I had spent all 10 years building a portfolio of work that answered his worry about the last decade of my career. 

The truth is, it might have taken a decade for me to break into Hollywood. I might have thought that back in 2014, I had, but instead, I had just opened the door. I wasn't ready to walk through it until now. 

Now, people sort of know who I am. They know I try to bring a lot of heart, that I have a point of view on the world. And that I have no problem getting weird and wild with my characters and situations. While I might bend genres, they know me when they read me. 

My compatriots were finally figuring out what they could do with me, just as they were reaching a point in their careers where they had the power to actually do things. 

And as I talk to the people I've met over the years, it's exciting to start collaborating with them on ideas that feel like they finally fit. 

There's so much more I have to learn, and I feel like day by day, I'm getting new lessons. I'm getting better, and I'm getting the chance to prove I'm worthy of being relied on. You can't rush that. No matter how badly you want to be somebody. 

Whatever I write next, it's going to be with the help of a rep who wants to help me continue to develop who I am. That's what I'm looking for in a manager or agent. Someone who can continue to bring me along on a journey to show Hollywood who I am. 

And hope that they like me. 
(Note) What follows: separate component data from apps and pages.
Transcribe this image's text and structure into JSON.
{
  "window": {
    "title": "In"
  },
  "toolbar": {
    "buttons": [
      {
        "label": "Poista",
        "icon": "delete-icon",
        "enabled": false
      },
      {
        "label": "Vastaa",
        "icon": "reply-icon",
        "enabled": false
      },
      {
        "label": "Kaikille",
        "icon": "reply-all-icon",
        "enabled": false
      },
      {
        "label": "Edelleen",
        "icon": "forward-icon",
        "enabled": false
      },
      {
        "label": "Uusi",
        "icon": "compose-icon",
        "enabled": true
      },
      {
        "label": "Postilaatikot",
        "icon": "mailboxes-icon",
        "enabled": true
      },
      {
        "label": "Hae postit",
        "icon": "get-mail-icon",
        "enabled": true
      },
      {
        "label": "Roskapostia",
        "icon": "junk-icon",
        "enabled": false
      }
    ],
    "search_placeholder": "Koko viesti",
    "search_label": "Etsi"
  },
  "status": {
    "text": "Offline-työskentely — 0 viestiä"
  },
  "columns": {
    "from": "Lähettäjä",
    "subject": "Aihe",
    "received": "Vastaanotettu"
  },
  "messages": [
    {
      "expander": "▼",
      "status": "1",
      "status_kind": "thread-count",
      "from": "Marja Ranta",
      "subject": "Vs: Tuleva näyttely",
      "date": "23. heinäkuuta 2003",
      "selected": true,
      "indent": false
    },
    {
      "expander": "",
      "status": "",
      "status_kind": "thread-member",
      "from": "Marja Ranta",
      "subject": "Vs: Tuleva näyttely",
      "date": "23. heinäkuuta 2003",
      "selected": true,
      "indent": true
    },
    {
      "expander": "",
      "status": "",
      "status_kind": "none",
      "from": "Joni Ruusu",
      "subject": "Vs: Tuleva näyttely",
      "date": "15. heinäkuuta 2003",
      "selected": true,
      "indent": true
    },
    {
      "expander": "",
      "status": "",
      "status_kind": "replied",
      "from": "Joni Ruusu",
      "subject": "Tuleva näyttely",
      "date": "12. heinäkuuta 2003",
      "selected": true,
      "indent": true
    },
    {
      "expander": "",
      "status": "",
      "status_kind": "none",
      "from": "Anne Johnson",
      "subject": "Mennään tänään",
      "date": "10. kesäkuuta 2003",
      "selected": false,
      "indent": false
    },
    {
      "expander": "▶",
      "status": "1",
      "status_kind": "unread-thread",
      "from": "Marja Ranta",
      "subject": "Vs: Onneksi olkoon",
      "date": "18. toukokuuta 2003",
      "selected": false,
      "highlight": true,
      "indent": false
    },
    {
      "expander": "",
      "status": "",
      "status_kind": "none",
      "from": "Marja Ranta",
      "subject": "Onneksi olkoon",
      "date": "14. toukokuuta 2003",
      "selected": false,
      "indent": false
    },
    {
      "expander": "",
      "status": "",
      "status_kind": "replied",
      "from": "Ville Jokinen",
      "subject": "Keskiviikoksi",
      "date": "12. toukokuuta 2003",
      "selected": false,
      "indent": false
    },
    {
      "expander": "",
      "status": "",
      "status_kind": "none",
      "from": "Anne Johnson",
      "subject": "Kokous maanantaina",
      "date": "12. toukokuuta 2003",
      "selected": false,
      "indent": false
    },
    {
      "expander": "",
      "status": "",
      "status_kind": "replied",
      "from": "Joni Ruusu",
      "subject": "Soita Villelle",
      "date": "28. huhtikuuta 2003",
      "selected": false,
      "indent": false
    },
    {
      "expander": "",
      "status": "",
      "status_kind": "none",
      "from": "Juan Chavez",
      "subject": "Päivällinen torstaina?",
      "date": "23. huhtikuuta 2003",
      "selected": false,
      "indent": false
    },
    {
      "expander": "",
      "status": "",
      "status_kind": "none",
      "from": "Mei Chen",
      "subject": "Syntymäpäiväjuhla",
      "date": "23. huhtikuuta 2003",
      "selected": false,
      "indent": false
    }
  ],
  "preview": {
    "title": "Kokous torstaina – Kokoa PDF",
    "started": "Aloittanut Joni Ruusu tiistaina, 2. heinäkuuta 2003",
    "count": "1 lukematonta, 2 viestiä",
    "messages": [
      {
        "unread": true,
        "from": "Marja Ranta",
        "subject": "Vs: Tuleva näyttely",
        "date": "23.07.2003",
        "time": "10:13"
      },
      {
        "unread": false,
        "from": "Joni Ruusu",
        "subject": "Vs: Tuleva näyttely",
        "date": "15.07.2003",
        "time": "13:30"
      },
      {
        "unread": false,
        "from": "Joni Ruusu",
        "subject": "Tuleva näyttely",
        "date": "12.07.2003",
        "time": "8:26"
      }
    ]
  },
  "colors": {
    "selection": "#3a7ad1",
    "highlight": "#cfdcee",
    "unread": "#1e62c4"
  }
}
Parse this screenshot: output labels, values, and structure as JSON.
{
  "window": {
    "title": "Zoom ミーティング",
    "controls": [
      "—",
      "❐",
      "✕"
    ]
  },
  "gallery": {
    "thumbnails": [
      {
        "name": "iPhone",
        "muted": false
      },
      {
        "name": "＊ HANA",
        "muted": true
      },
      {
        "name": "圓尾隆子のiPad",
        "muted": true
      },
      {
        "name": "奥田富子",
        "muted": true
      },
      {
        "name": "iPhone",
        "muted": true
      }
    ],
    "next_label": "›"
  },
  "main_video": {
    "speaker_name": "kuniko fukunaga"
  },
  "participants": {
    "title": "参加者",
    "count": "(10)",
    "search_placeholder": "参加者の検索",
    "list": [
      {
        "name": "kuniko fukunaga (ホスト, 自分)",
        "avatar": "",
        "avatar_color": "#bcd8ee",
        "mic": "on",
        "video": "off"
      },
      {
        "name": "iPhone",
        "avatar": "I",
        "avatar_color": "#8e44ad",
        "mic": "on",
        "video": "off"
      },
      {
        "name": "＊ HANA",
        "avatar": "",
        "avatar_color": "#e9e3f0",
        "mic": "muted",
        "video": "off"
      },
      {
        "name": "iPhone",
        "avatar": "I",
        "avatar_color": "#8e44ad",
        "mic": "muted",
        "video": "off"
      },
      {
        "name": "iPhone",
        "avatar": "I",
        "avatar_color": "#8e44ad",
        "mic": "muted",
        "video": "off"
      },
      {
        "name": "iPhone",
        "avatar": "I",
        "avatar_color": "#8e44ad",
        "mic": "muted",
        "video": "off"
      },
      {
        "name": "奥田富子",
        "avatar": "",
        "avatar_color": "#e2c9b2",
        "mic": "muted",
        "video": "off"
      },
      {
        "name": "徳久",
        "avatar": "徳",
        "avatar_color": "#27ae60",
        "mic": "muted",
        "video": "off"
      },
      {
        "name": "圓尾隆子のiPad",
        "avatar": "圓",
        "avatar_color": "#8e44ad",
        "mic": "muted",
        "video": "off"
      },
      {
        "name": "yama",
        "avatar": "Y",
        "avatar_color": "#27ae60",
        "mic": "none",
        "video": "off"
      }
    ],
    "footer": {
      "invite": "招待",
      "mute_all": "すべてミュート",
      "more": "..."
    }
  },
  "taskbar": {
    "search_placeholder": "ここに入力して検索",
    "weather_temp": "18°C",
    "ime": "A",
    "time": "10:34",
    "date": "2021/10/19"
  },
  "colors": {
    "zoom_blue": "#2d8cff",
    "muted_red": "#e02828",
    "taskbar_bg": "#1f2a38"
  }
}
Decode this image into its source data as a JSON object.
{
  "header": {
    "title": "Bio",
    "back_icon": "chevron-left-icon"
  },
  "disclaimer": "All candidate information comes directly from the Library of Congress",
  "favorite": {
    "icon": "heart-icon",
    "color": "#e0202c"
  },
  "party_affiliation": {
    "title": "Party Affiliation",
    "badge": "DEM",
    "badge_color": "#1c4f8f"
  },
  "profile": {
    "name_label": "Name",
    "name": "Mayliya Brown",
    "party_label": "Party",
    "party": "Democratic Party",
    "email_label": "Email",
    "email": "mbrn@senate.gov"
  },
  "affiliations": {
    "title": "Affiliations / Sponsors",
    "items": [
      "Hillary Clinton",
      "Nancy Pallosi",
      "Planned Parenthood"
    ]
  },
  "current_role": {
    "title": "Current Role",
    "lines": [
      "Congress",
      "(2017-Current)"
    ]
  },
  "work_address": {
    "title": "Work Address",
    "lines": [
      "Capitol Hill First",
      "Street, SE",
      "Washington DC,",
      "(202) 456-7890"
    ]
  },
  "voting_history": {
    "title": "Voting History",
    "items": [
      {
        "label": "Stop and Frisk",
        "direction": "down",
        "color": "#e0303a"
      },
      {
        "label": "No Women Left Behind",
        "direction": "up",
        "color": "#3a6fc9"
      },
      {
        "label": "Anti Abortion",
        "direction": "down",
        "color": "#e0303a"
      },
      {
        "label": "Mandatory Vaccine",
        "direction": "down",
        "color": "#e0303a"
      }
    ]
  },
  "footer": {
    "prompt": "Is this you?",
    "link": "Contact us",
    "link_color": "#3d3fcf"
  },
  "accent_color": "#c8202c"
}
The only thing in your control is writing your spec and not being afraid to learn hard lessons. 

Let me know what you think in the comments.